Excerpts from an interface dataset
=== Begin Enclosure ===
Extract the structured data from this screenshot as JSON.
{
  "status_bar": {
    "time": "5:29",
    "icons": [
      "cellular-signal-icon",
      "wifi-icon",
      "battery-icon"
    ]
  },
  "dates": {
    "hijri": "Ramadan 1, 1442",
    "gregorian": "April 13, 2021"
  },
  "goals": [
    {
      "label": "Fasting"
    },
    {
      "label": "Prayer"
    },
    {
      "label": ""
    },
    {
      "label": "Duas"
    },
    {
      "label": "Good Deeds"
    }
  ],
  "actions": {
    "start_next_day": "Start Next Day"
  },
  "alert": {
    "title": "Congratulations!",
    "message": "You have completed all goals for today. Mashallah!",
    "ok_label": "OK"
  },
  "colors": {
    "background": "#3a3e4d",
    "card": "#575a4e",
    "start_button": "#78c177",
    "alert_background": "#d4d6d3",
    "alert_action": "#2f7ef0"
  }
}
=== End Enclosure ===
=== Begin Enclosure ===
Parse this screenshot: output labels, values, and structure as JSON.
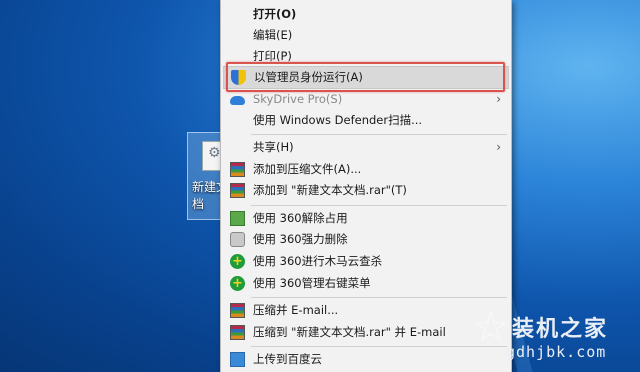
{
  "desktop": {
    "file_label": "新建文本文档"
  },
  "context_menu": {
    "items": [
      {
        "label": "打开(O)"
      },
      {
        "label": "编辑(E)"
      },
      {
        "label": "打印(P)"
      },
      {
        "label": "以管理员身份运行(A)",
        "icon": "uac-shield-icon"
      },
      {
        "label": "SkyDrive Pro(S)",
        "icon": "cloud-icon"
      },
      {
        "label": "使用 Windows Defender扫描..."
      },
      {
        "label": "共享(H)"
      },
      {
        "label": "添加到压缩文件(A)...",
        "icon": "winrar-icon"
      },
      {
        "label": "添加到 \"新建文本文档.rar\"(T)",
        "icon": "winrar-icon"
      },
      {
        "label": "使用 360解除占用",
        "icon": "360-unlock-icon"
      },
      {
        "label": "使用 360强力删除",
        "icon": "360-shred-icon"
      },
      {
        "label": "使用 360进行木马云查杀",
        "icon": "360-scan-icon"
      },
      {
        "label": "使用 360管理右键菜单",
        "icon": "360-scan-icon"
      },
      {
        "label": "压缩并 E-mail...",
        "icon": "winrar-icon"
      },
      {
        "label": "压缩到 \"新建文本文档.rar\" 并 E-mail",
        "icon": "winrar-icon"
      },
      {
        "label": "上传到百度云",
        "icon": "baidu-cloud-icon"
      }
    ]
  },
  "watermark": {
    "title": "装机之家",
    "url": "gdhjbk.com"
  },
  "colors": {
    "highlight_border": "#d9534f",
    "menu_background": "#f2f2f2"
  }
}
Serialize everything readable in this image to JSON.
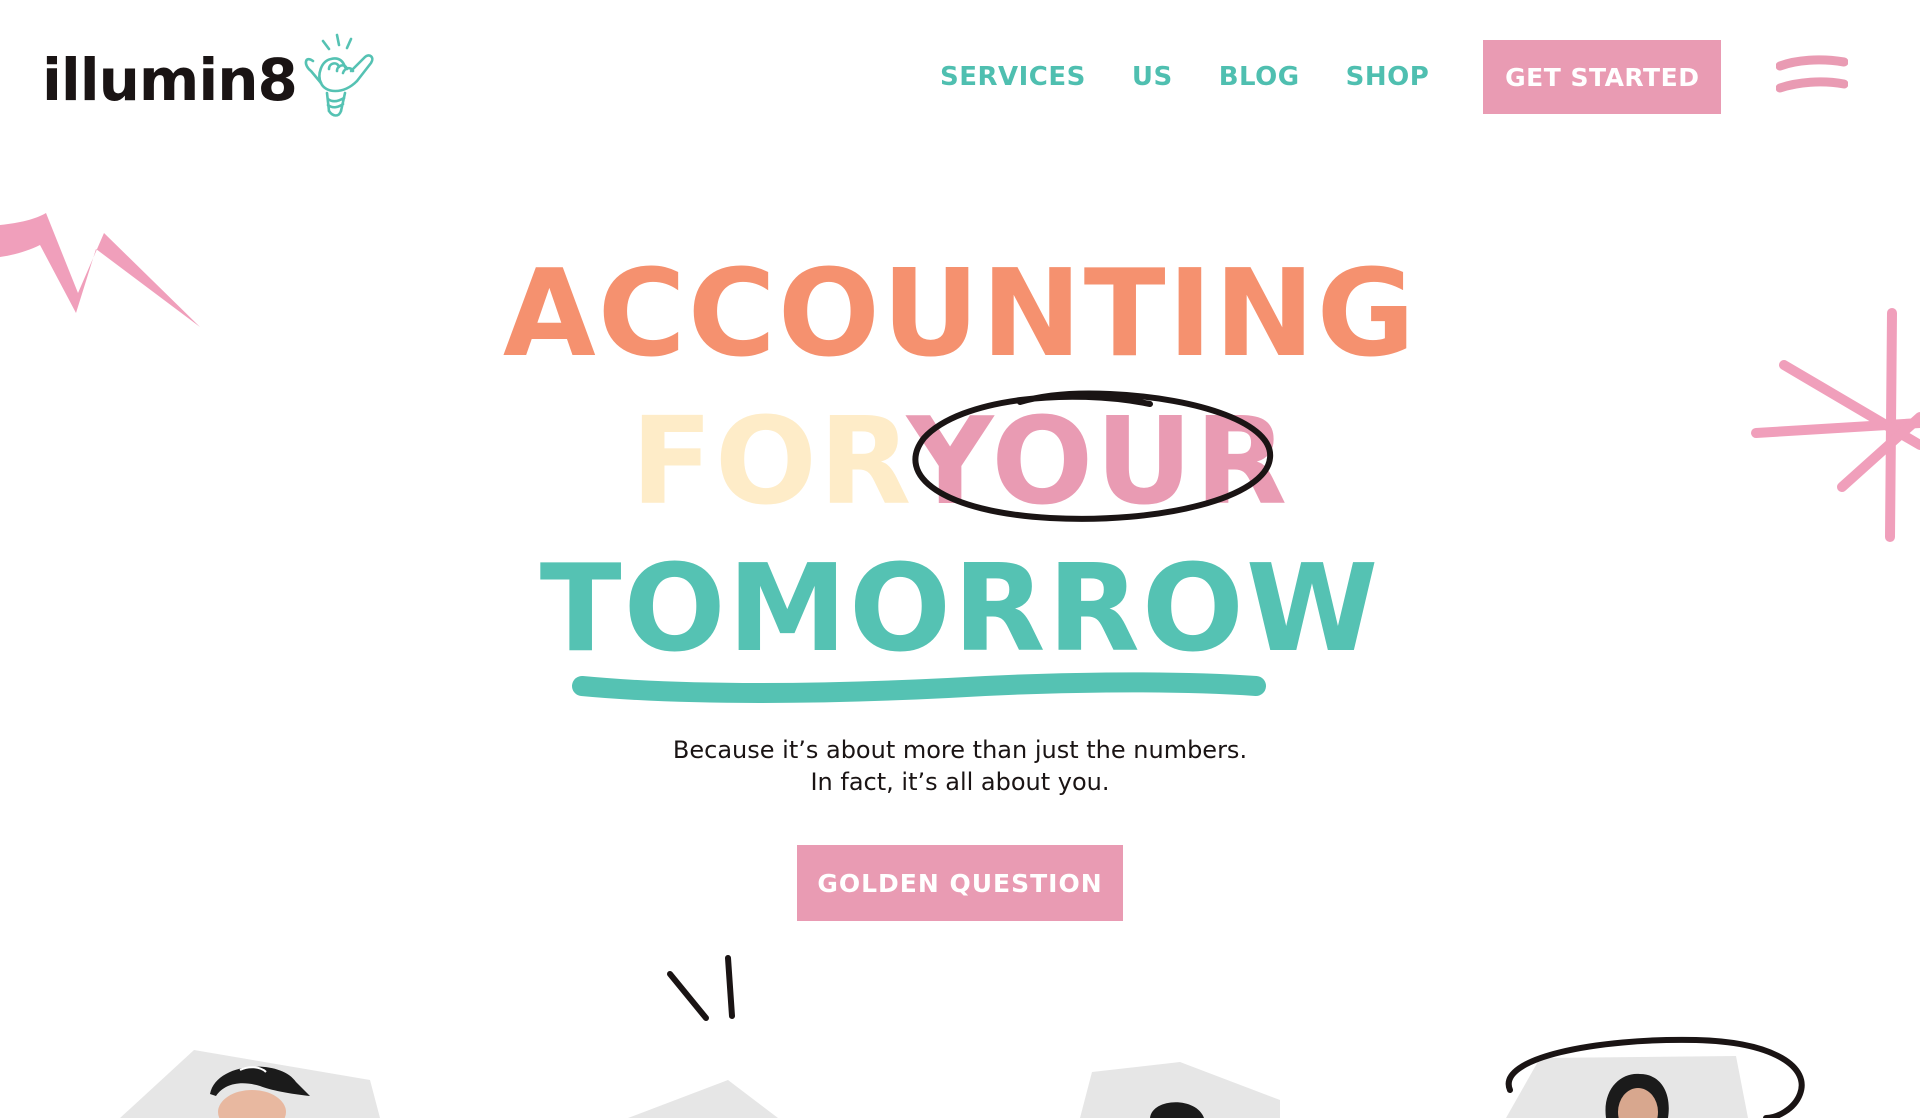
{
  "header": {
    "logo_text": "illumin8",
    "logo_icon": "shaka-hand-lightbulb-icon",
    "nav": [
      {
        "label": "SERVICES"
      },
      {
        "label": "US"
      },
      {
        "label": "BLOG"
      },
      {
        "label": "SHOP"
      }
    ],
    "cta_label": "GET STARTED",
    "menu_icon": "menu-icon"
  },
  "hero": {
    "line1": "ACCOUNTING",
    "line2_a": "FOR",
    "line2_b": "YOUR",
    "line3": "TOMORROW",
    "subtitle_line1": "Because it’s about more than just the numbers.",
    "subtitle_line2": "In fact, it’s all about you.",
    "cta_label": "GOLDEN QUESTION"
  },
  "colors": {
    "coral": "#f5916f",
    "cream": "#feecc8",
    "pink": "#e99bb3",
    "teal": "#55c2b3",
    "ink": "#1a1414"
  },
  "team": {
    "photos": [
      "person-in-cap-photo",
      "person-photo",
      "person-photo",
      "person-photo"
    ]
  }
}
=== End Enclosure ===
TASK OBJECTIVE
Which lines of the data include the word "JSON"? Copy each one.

OUTPUT FOR THIS TASK
Extract the structured data from this screenshot as JSON.
Parse this screenshot: output labels, values, and structure as JSON.
Serialize everything readable in this image to JSON.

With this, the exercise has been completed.